DATA FOR THE TASK:
____

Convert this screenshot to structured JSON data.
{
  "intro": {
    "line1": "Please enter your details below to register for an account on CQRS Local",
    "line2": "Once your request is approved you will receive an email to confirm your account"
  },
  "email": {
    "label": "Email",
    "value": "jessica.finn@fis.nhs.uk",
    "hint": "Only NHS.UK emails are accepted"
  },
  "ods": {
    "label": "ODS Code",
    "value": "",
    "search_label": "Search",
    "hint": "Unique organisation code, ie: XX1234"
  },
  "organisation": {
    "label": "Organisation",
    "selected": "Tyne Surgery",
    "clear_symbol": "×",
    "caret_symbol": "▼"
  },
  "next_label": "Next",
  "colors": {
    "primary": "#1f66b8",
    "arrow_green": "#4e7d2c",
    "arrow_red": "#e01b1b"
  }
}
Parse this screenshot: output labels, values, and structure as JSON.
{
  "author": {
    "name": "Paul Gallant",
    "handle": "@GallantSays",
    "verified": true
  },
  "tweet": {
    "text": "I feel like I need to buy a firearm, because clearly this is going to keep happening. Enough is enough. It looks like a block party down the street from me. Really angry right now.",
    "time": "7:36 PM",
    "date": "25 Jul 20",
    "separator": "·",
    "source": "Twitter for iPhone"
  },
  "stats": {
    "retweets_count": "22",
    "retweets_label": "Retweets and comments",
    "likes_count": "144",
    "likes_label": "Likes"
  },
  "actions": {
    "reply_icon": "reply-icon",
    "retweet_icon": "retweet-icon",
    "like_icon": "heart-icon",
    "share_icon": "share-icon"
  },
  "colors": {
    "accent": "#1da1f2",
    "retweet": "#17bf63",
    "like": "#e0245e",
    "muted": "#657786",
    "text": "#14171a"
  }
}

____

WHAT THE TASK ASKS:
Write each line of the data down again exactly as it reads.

SOLUTION TO THIS TASK:
Convert this screenshot to structured JSON data.
{
  "intro": {
    "line1": "Please enter your details below to register for an account on CQRS Local",
    "line2": "Once your request is approved you will receive an email to confirm your account"
  },
  "email": {
    "label": "Email",
    "value": "jessica.finn@fis.nhs.uk",
    "hint": "Only NHS.UK emails are accepted"
  },
  "ods": {
    "label": "ODS Code",
    "value": "",
    "search_label": "Search",
    "hint": "Unique organisation code, ie: XX1234"
  },
  "organisation": {
    "label": "Organisation",
    "selected": "Tyne Surgery",
    "clear_symbol": "×",
    "caret_symbol": "▼"
  },
  "next_label": "Next",
  "colors": {
    "primary": "#1f66b8",
    "arrow_green": "#4e7d2c",
    "arrow_red": "#e01b1b"
  }
}
Parse this screenshot: output labels, values, and structure as JSON.
{
  "author": {
    "name": "Paul Gallant",
    "handle": "@GallantSays",
    "verified": true
  },
  "tweet": {
    "text": "I feel like I need to buy a firearm, because clearly this is going to keep happening. Enough is enough. It looks like a block party down the street from me. Really angry right now.",
    "time": "7:36 PM",
    "date": "25 Jul 20",
    "separator": "·",
    "source": "Twitter for iPhone"
  },
  "stats": {
    "retweets_count": "22",
    "retweets_label": "Retweets and comments",
    "likes_count": "144",
    "likes_label": "Likes"
  },
  "actions": {
    "reply_icon": "reply-icon",
    "retweet_icon": "retweet-icon",
    "like_icon": "heart-icon",
    "share_icon": "share-icon"
  },
  "colors": {
    "accent": "#1da1f2",
    "retweet": "#17bf63",
    "like": "#e0245e",
    "muted": "#657786",
    "text": "#14171a"
  }
}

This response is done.